“I just have a good vision and gut. It’s not teachable,” says Oancea. “I could never teach you what I do.”
Vegas Dave claims to be worth $20 million, but he offers no proof to back up his bravado. To signal his wealth, he points to his Rolls-Royce Cullinan and his Ferrari 488 Spider—“I don’t like it,” he says. “I just keep it in the garage.” Oancea also owns a seven-bedroom villa in Cabo, which he’s named “Villa Vegas Dave,” and he owns a 7,000-square-foot home and a two-bedroom condo in Vegas through a trust. He also likes to point out that he has a $1.3 million collection of Hermès Birkin bags.
In April 2019, Oancea bought a very rare Himalaya Diamond Birkin for $500,000, making it the most expensive Birkin ever sold. But the bag isn’t worth that much, according to Jeff Berk, the CEO of Privé Porter, which sold it to Oancea. “It’s worth probably $350,000,” says Berk. “He knew he was overpaying for it. He wanted to break the record.”
Skin in the Game: Oancea paid $500,000 for his Himalayan Diamond Birkin bag (center)—just to set the record.
Allen Berezovsky/Getty Images
Vegas Dave was born in Saline, Michigan and grew up in Ann Arbor. Oancea, who still has his slight nasal Michigan accent, started collecting and selling baseball cards as a teen. “I did the baseball card hustle from a very young age,” he says.
In 1997, he moved to Hawaii, where he placed his first sports wager. “I bet $300 on a Titans and Raiders game and lost. But I fell in love with sports betting.” That instinct drew him to Sin City in 2001. He told his parents that he would be attending the University of Nevada, Las Vegas. Instead, he took a $10,000 student loan and put it all on red at roulette. He won, doubling his money, and that was the start of his bankroll, he says.
That winning streak wouldn’t last long. Within a year, Oancea filed a voluntary petition for personal bankruptcy. According to court documents, he had just $820 in assets at the time, including $20 in cash.
Oancea started to place bets at sportsbooks like the Westgate under phony Social Security numbers as early as 2007, according to court documents. By 2010, his home was foreclosed upon and sold. Months later, he was arrested for driving under the influence. In 2013, a cop caught him with a “baggie of white powdery substance” at Vegas’ Cosmopolitan hotel, a police report says.
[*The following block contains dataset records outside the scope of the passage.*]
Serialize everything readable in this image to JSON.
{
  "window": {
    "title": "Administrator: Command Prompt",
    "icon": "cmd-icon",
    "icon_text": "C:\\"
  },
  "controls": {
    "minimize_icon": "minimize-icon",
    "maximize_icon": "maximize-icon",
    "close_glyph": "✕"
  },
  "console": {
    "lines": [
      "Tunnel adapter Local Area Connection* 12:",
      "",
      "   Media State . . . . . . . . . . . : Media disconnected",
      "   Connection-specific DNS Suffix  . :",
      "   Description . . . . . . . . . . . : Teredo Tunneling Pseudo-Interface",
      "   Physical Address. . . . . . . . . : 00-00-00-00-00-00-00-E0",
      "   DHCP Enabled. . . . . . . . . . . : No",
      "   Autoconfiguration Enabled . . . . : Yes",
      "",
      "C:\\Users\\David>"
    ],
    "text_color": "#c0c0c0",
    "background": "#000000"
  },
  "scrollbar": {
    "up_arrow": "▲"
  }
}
The state eventually dismissed the case. In 2016, the same night he lost $1 million on a UFC fight, he got into a physical altercation with his girlfriend which led to a domestic battery charge. The charge was reduced to disorderly conduct after he completed counseling. When asked about the incident today, he says, “It’s all false.”
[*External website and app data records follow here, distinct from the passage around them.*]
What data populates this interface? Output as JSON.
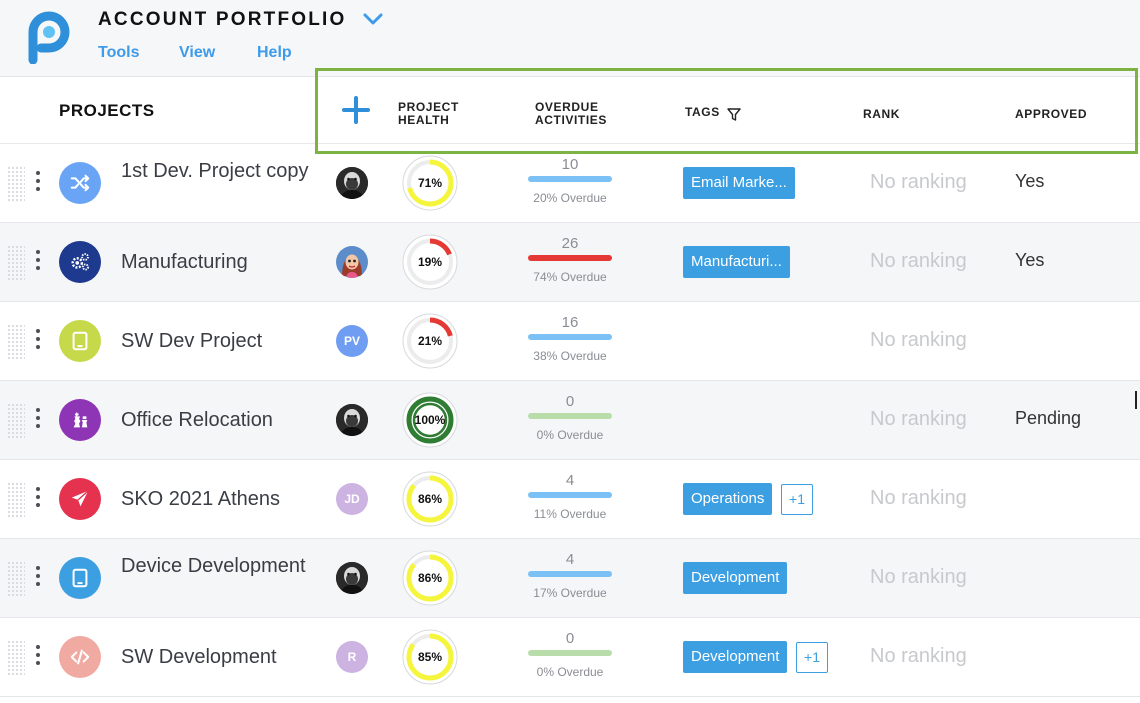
{
  "app": {
    "title": "ACCOUNT PORTFOLIO",
    "menus": [
      "Tools",
      "View",
      "Help"
    ]
  },
  "header": {
    "projects": "PROJECTS",
    "health": "PROJECT HEALTH",
    "overdue": "OVERDUE ACTIVITIES",
    "tags": "TAGS",
    "rank": "RANK",
    "approved": "APPROVED"
  },
  "colors": {
    "accent": "#3d9be9",
    "highlight": "#7cb342",
    "good": "#3b9fe2",
    "bad": "#e53935",
    "neutral": "#b8dcaa"
  },
  "projects": [
    {
      "name": "1st Dev. Project copy",
      "icon": "shuffle-icon",
      "icon_color": "#6aa4f5",
      "avatar": {
        "type": "photo",
        "initials": ""
      },
      "health": "71%",
      "health_value": 0.71,
      "health_color": "#f5f53d",
      "overdue_count": "10",
      "overdue_pct": "20% Overdue",
      "overdue_color": "#7cc1f5",
      "tags": [
        "Email Marke..."
      ],
      "extra_tags": "",
      "rank": "No ranking",
      "approved": "Yes"
    },
    {
      "name": "Manufacturing",
      "icon": "gears-icon",
      "icon_color": "#1d3a8f",
      "avatar": {
        "type": "cartoon",
        "initials": ""
      },
      "health": "19%",
      "health_value": 0.19,
      "health_color": "#e53935",
      "overdue_count": "26",
      "overdue_pct": "74% Overdue",
      "overdue_color": "#e53935",
      "tags": [
        "Manufacturi..."
      ],
      "extra_tags": "",
      "rank": "No ranking",
      "approved": "Yes"
    },
    {
      "name": "SW Dev Project",
      "icon": "tablet-icon",
      "icon_color": "#c5d94a",
      "avatar": {
        "type": "initials",
        "initials": "PV",
        "color": "#6f9df2"
      },
      "health": "21%",
      "health_value": 0.21,
      "health_color": "#e53935",
      "overdue_count": "16",
      "overdue_pct": "38% Overdue",
      "overdue_color": "#7cc1f5",
      "tags": [],
      "extra_tags": "",
      "rank": "No ranking",
      "approved": ""
    },
    {
      "name": "Office Relocation",
      "icon": "chess-icon",
      "icon_color": "#8e35b5",
      "avatar": {
        "type": "photo",
        "initials": ""
      },
      "health": "100%",
      "health_value": 1.0,
      "health_color": "#2e7d32",
      "overdue_count": "0",
      "overdue_pct": "0% Overdue",
      "overdue_color": "#b8dcaa",
      "tags": [],
      "extra_tags": "",
      "rank": "No ranking",
      "approved": "Pending"
    },
    {
      "name": "SKO 2021 Athens",
      "icon": "paper-plane-icon",
      "icon_color": "#e4324f",
      "avatar": {
        "type": "initials",
        "initials": "JD",
        "color": "#cdb3e2"
      },
      "health": "86%",
      "health_value": 0.86,
      "health_color": "#f5f53d",
      "overdue_count": "4",
      "overdue_pct": "11% Overdue",
      "overdue_color": "#7cc1f5",
      "tags": [
        "Operations"
      ],
      "extra_tags": "+1",
      "rank": "No ranking",
      "approved": ""
    },
    {
      "name": "Device Development",
      "icon": "tablet-icon",
      "icon_color": "#3b9fe2",
      "avatar": {
        "type": "photo",
        "initials": ""
      },
      "health": "86%",
      "health_value": 0.86,
      "health_color": "#f5f53d",
      "overdue_count": "4",
      "overdue_pct": "17% Overdue",
      "overdue_color": "#7cc1f5",
      "tags": [
        "Development"
      ],
      "extra_tags": "",
      "rank": "No ranking",
      "approved": ""
    },
    {
      "name": "SW Development",
      "icon": "code-icon",
      "icon_color": "#f1aaa2",
      "avatar": {
        "type": "initials",
        "initials": "R",
        "color": "#cdb3e2"
      },
      "health": "85%",
      "health_value": 0.85,
      "health_color": "#f5f53d",
      "overdue_count": "0",
      "overdue_pct": "0% Overdue",
      "overdue_color": "#b8dcaa",
      "tags": [
        "Development"
      ],
      "extra_tags": "+1",
      "rank": "No ranking",
      "approved": ""
    }
  ]
}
Oancea is surely not the best handicapper in the world as he claims, nor he is a savant sports card investor. He didn’t purchase Trout’s rookie card before the future Hall of Famer was named Rookie of the Year in 2012. Instead, he bought the card in 2018, when Trout had already won two of his three MVP awards. One thing he did do wisely, however, was notice that the sports card market was getting hot and the Trout cards were likely to increase in value.
The sports memorabilia market, estimated to be a $5 billion industry (annual sales), has historically been more of a hobby until recently. As card prices began to rise over the last few years, investors realized they could put money to work. Now sports cards have become a legitimate alternative asset class with niche investment funds.
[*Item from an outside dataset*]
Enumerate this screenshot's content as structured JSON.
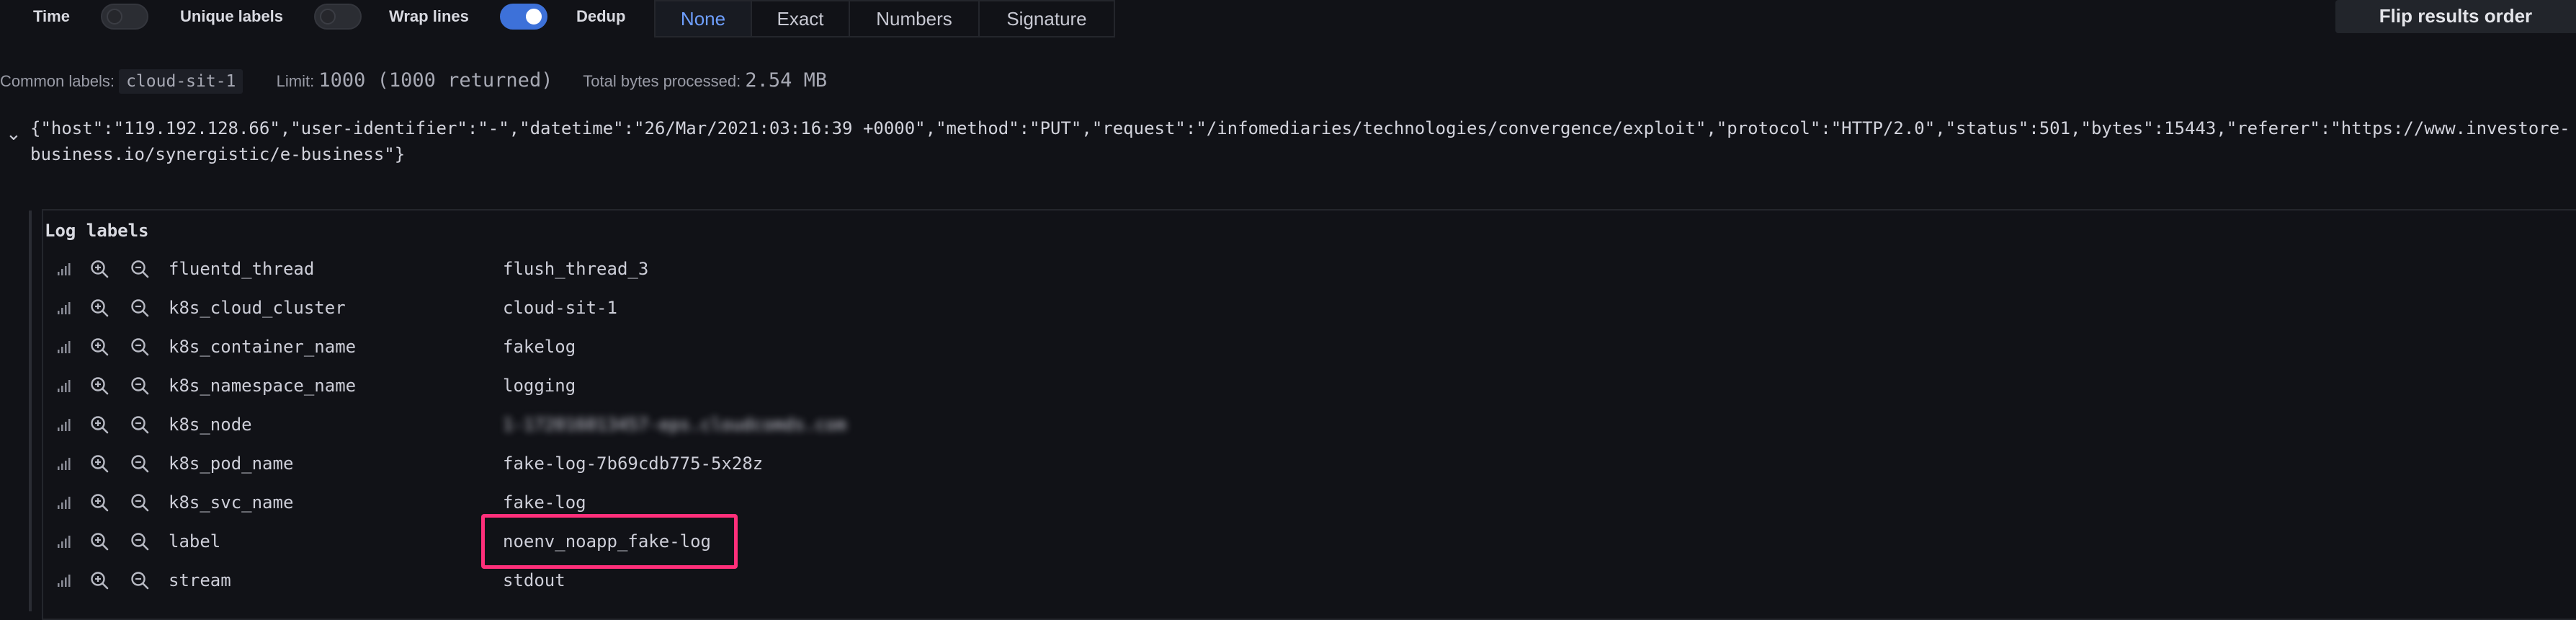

Nat Turner, co-founder and CEO of healthcare technology company Flatiron Health and a 2015 Forbes Under 30 lister, is one of today’s largest sports card collectors. He admits Oancea was smart to buy the rare Trout cards a few years ago. But, Oancea, who is known to pump his card’s prices on social media, is met with “a lot of eyerolls from the collector community,” says Turner.
For Oancea, the sports card market is only a pit stop until he finds his next hustle. “On to the next big thing,” he says.